I was lucky to not have had any civil wars. Three out of five of us were hit at least once. However I did suffer from famines very frequently. Players can reduce the impact of famines by discovering pottery and holding grain cards in their hands. Jeff (black Egypt) and Ivan (orange Thrace) did this. By stockpiling grain, they increased the frequency of famines. The famine card was in the grain card stack, so grain cards being held back meant we cycled through the now thinner grain card stack more quickly, and thus also drew the famine card more frequently. This is a very clever design. I hate hate hate the famines, but I must say this is quite a nifty mechanism.
Every city needs to be supported by two units. Whenever you are short of units, you need to convert unsupported cities to units. So it is important to have access to fertile land (well, it's either that or access to a lot of barren land) in order to support a decent population, which in turn supports a large number of cities, which then allows you to produce more goods, which can be traded and then cashed in to buy techs.
In one particular round Kareem (red Babylon) was hit by both a civil war and civil disorder. In a civil war you'd lose part of your nation. When there is civil disorder, if you have more than four cities, you convert the fifth city and onwards back to units, losing those cities. After Kareem's civil war ended, he had lost so many cities that he didn't even have more than four cities to qualify for civil disorder. Hey, there's always a bright side.
In one of Kareem's later civil wars, his nation was already quite diminished so he didn't have much to secede. That was how I (green Assyria) got this tiny island city on the right from him.
This was when we ended the game. At this point, Kareem (red Babylon) had suffered so many civil wars that he had given the rest of his original Babylonian empire at the left edge of the board to Damien (blue Africa). Damien had a poor start, but later became one of the most powerful empires. At this point, Ivan (orange Thrace) was poised to win the game. He had achieved the score required to advance all the way to the end of the progress track. Kareem (red Babylon) and I (green Assyria) were on par with him on the progress track, but our winning requirements were higher due to our better start locations. We needed to buy one more tech this round to reach the winning requirement, else we would not be able to progress. Unfortunately we couldn't put together enough decent deals to afford that one last tech. So we declared Ivan the winner.

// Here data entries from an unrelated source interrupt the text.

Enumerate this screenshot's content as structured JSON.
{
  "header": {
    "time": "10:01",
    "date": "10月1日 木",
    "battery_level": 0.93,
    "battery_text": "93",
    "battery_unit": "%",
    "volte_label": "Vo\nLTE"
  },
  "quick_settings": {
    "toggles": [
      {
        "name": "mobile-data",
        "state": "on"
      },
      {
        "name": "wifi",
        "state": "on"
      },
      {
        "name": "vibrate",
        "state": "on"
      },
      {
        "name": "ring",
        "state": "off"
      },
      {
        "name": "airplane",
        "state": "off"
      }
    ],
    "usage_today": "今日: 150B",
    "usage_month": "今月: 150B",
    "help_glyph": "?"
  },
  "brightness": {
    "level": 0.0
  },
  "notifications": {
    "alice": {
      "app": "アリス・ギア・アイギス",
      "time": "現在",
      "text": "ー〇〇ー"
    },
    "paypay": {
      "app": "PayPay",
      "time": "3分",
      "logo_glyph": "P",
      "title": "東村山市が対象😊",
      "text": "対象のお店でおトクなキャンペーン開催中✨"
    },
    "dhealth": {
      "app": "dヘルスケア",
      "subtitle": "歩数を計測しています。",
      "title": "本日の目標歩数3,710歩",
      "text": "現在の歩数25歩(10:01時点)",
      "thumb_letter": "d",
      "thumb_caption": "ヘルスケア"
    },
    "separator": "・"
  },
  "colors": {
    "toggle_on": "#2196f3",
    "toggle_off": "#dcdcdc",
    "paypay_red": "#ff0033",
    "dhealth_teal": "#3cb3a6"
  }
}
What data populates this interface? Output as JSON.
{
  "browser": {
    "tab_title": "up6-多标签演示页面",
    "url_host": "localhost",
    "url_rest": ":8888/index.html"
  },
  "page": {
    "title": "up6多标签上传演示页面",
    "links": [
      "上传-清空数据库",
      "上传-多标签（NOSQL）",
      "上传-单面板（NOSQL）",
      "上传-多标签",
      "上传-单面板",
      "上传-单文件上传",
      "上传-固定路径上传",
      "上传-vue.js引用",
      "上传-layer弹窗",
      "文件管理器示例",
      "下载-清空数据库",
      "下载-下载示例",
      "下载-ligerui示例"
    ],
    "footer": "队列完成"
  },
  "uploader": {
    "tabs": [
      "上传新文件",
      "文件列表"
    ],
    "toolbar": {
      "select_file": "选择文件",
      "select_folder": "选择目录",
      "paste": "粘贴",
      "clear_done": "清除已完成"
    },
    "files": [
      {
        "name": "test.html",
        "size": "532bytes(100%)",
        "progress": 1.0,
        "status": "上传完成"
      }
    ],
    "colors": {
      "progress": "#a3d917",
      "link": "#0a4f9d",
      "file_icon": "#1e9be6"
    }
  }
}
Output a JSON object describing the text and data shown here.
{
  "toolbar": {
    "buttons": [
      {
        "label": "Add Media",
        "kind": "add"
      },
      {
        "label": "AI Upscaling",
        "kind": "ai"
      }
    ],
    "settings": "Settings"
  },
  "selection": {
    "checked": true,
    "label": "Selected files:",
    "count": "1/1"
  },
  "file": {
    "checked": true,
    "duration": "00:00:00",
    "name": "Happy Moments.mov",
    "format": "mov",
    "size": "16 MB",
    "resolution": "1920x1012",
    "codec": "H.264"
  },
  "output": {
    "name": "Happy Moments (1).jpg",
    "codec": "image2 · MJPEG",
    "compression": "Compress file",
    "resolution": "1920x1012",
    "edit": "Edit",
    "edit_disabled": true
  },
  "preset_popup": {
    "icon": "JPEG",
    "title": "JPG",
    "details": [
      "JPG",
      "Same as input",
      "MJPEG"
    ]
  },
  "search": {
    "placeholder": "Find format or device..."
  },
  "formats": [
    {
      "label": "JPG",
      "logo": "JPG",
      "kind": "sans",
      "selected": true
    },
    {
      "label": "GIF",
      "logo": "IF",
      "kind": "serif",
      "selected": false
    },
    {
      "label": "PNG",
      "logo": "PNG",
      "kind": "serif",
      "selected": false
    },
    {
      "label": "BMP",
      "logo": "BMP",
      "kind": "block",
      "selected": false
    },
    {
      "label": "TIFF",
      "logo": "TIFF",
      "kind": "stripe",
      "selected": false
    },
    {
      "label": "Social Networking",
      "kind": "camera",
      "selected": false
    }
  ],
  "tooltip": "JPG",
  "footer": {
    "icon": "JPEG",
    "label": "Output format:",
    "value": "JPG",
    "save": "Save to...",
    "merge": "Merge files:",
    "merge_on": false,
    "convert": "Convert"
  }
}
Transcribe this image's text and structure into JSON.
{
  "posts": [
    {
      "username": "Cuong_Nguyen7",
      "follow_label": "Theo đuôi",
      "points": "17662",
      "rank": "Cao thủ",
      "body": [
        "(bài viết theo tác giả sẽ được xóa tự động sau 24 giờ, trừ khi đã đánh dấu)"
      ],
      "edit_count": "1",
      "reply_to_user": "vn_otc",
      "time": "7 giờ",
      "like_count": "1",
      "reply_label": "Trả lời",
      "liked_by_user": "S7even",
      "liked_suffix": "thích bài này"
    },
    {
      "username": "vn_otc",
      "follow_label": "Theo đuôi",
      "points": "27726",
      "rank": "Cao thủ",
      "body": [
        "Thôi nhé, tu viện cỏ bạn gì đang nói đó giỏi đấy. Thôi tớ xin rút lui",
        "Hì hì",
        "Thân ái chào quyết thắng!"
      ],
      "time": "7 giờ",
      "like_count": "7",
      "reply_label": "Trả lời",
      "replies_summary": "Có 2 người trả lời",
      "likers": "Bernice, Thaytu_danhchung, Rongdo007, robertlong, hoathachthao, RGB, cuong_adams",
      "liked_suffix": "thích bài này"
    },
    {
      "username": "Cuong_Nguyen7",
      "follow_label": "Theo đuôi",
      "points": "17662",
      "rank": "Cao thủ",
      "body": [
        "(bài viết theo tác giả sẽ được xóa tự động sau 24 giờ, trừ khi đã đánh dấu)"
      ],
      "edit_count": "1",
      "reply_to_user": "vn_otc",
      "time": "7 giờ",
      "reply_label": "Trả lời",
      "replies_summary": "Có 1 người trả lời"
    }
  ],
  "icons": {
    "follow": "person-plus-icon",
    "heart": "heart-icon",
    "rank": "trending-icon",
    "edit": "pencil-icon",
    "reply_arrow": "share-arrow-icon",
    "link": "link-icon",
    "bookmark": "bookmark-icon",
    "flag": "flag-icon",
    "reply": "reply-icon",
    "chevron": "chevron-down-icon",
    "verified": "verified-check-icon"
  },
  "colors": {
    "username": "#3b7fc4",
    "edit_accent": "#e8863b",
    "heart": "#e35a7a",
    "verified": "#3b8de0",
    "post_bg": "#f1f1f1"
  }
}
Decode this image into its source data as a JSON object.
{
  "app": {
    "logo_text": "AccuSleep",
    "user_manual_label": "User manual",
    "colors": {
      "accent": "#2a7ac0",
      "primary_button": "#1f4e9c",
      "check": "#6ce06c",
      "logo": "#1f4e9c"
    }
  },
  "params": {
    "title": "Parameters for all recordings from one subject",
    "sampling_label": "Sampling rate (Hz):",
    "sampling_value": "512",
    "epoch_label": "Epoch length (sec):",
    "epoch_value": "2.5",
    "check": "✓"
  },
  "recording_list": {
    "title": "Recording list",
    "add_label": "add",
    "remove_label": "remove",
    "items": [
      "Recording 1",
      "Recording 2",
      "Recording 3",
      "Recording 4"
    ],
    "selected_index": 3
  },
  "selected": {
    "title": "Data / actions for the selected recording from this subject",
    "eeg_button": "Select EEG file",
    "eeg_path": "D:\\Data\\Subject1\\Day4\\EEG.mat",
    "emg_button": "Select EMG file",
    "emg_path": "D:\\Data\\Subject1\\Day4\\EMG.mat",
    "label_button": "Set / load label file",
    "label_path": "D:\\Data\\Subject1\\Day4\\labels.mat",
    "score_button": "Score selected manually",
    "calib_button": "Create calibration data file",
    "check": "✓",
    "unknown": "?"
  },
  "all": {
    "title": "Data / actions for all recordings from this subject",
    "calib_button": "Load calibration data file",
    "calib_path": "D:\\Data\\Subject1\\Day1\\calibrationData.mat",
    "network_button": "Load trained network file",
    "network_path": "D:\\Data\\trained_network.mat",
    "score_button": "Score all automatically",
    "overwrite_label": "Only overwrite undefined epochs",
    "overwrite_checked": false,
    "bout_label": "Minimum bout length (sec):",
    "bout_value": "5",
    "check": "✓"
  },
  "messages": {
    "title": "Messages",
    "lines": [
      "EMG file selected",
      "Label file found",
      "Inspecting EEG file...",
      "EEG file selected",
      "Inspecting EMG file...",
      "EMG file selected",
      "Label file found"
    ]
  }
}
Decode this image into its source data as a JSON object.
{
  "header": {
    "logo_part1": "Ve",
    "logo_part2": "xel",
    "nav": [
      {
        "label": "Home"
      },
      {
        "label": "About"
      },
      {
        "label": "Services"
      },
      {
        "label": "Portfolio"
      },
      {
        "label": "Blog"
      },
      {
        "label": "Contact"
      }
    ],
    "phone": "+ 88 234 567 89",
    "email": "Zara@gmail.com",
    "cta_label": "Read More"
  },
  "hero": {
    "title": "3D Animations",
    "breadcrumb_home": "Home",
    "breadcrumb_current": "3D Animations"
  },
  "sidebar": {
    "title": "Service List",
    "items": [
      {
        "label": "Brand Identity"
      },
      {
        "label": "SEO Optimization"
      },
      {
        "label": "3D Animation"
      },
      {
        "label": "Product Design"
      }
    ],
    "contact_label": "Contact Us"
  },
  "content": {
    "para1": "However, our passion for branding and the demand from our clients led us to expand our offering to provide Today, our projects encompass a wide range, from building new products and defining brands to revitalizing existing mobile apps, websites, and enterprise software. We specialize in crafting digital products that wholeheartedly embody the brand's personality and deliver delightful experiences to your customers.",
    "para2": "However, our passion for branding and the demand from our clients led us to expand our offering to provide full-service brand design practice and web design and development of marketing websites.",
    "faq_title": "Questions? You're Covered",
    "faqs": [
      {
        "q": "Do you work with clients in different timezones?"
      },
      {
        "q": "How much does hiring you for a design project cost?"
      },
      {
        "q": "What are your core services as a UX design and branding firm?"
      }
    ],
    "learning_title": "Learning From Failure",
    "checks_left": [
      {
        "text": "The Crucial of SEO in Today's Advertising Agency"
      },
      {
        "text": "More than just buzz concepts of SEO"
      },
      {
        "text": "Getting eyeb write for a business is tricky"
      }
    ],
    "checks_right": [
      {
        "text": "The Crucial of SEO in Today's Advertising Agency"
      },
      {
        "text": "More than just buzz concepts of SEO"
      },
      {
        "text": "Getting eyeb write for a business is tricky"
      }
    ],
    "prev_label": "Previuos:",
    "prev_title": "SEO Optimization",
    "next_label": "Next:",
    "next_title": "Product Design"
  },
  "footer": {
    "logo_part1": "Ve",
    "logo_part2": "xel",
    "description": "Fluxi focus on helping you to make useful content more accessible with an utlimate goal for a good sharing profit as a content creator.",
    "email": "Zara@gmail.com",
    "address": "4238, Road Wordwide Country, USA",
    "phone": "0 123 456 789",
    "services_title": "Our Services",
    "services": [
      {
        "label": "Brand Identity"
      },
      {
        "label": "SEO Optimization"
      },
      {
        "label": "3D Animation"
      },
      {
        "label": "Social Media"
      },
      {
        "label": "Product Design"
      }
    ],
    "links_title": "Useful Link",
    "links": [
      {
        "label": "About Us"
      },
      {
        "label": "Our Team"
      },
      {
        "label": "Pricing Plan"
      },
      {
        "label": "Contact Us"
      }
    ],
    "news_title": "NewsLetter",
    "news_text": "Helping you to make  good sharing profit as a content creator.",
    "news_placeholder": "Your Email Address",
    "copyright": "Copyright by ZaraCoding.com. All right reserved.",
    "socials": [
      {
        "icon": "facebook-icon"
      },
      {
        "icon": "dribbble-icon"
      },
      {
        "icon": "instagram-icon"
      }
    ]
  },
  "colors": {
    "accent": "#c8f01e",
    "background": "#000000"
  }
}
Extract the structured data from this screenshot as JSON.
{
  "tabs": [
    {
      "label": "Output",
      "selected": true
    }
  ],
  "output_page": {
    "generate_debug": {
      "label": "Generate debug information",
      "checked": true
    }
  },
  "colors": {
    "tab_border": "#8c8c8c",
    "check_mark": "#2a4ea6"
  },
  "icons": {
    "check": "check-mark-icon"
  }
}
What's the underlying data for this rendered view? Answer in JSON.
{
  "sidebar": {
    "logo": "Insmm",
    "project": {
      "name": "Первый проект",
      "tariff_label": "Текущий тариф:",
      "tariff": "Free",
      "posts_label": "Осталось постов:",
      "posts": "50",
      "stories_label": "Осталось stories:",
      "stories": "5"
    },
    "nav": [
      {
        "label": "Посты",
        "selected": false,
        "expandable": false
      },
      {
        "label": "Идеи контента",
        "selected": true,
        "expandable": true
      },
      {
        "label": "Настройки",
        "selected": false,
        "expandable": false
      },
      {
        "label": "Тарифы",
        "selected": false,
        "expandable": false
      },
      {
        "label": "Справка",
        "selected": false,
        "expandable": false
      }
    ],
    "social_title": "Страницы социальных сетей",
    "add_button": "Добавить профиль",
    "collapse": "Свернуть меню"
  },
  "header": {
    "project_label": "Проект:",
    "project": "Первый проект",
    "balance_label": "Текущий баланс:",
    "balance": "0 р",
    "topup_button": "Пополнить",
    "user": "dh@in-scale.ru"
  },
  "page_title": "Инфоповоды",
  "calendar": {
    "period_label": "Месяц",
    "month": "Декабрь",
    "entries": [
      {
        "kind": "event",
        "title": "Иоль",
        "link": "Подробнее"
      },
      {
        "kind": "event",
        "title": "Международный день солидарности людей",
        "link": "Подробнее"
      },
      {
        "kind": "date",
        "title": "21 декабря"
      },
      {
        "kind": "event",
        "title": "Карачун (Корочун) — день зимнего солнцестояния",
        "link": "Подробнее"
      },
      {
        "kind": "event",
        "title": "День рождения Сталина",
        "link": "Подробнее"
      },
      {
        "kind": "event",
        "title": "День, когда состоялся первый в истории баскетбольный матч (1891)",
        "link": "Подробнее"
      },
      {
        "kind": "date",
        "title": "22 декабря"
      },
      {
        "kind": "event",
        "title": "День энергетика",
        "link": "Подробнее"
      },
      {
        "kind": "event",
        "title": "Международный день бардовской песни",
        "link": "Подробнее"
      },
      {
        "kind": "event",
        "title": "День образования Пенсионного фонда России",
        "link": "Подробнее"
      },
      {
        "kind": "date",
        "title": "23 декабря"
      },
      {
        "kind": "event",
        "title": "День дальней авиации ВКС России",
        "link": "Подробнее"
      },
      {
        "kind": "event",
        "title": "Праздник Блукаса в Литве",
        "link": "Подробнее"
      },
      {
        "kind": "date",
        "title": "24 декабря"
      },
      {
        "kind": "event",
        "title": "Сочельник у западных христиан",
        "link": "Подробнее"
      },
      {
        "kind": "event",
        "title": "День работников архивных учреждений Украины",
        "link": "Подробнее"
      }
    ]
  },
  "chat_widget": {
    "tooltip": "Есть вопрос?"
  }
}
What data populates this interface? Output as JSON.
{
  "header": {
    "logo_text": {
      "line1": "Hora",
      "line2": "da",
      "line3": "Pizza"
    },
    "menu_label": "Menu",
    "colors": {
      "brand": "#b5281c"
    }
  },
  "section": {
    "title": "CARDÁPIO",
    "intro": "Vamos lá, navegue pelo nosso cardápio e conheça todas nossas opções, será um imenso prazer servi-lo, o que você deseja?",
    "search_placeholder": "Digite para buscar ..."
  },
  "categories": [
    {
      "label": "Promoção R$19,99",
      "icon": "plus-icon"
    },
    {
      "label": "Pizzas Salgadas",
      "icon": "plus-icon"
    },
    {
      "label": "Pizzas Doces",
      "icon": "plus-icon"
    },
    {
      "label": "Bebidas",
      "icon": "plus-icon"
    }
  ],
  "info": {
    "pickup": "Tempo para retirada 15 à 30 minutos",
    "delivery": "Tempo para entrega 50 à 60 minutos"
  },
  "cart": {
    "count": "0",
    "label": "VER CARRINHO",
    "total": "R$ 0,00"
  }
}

One thing that amazes me about Civilization is how minimalistic it is. Compared to more recent civ games like Through the Ages, Fantasy Flight Games' Sid Meier's Civilization and Clash of Cultures, it has no different types of soldiers, no forms of government, no buildings within cities, no wonders of the world, no multiple ways to win / score points and no great leaders. It has significantly fewer techs. The only thing it has more than the others are disasters. It sounds like a game for people who like to take punishment. However, despite the simplicity, it does not lack in strategy. You have to plan ahead very carefully. You have to be shrewd in negotiations. There will be chaos, but amid the chaos you will realise that your civilisation can still march ahead steadily. Losing people and cities is not as bad as it seems. It is your culture and your civilisation that matters. Wealth and territories come and go, but no one can take away your knowledge. That is what Civilization is about.
Maybe next time a 7-player game?